*Instructions to follow*
Where the records contain images, omit them, and repeat everything else word for word.

++++++

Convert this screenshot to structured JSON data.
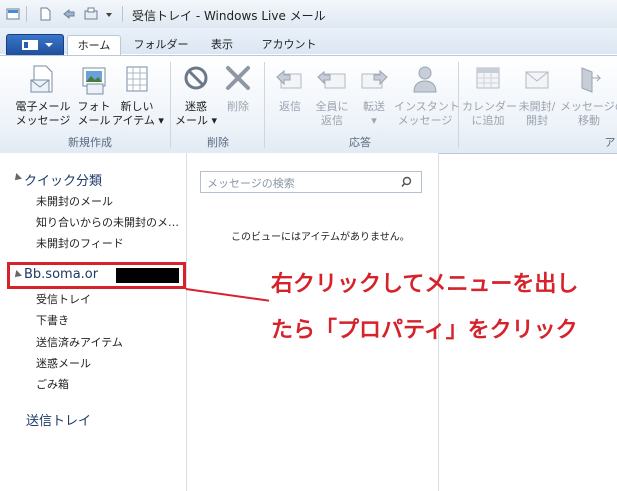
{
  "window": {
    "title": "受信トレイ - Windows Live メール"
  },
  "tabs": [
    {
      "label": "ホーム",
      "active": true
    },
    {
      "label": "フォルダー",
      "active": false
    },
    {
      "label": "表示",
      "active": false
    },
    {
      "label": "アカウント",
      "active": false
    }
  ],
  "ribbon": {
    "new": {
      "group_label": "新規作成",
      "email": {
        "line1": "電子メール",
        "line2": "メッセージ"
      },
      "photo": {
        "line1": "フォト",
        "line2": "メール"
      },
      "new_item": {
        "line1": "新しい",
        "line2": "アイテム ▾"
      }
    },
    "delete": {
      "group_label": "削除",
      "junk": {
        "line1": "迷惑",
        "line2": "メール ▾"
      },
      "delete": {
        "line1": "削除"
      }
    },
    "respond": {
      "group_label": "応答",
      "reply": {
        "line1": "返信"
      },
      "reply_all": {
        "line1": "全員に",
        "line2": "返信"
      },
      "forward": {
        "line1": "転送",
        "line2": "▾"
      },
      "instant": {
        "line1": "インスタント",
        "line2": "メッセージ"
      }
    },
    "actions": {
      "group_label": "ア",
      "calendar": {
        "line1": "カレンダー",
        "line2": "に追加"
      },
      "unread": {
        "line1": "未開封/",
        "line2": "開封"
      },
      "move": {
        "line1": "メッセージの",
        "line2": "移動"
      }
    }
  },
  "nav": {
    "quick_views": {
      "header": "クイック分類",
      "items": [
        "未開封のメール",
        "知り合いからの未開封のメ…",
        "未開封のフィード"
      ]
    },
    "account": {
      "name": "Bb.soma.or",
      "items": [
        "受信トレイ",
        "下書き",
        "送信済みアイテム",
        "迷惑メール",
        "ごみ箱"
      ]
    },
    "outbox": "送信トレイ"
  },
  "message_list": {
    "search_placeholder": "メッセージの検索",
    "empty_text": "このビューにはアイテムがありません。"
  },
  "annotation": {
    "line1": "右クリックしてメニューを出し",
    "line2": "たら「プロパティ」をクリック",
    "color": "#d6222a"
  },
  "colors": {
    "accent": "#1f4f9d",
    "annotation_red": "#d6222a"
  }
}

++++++

*Response*
Convert this screenshot to structured JSON data.
{
  "window": {
    "title": "受信トレイ - Windows Live メール"
  },
  "tabs": [
    {
      "label": "ホーム",
      "active": true
    },
    {
      "label": "フォルダー",
      "active": false
    },
    {
      "label": "表示",
      "active": false
    },
    {
      "label": "アカウント",
      "active": false
    }
  ],
  "ribbon": {
    "new": {
      "group_label": "新規作成",
      "email": {
        "line1": "電子メール",
        "line2": "メッセージ"
      },
      "photo": {
        "line1": "フォト",
        "line2": "メール"
      },
      "new_item": {
        "line1": "新しい",
        "line2": "アイテム ▾"
      }
    },
    "delete": {
      "group_label": "削除",
      "junk": {
        "line1": "迷惑",
        "line2": "メール ▾"
      },
      "delete": {
        "line1": "削除"
      }
    },
    "respond": {
      "group_label": "応答",
      "reply": {
        "line1": "返信"
      },
      "reply_all": {
        "line1": "全員に",
        "line2": "返信"
      },
      "forward": {
        "line1": "転送",
        "line2": "▾"
      },
      "instant": {
        "line1": "インスタント",
        "line2": "メッセージ"
      }
    },
    "actions": {
      "group_label": "ア",
      "calendar": {
        "line1": "カレンダー",
        "line2": "に追加"
      },
      "unread": {
        "line1": "未開封/",
        "line2": "開封"
      },
      "move": {
        "line1": "メッセージの",
        "line2": "移動"
      }
    }
  },
  "nav": {
    "quick_views": {
      "header": "クイック分類",
      "items": [
        "未開封のメール",
        "知り合いからの未開封のメ…",
        "未開封のフィード"
      ]
    },
    "account": {
      "name": "Bb.soma.or",
      "items": [
        "受信トレイ",
        "下書き",
        "送信済みアイテム",
        "迷惑メール",
        "ごみ箱"
      ]
    },
    "outbox": "送信トレイ"
  },
  "message_list": {
    "search_placeholder": "メッセージの検索",
    "empty_text": "このビューにはアイテムがありません。"
  },
  "annotation": {
    "line1": "右クリックしてメニューを出し",
    "line2": "たら「プロパティ」をクリック",
    "color": "#d6222a"
  },
  "colors": {
    "accent": "#1f4f9d",
    "annotation_red": "#d6222a"
  }
}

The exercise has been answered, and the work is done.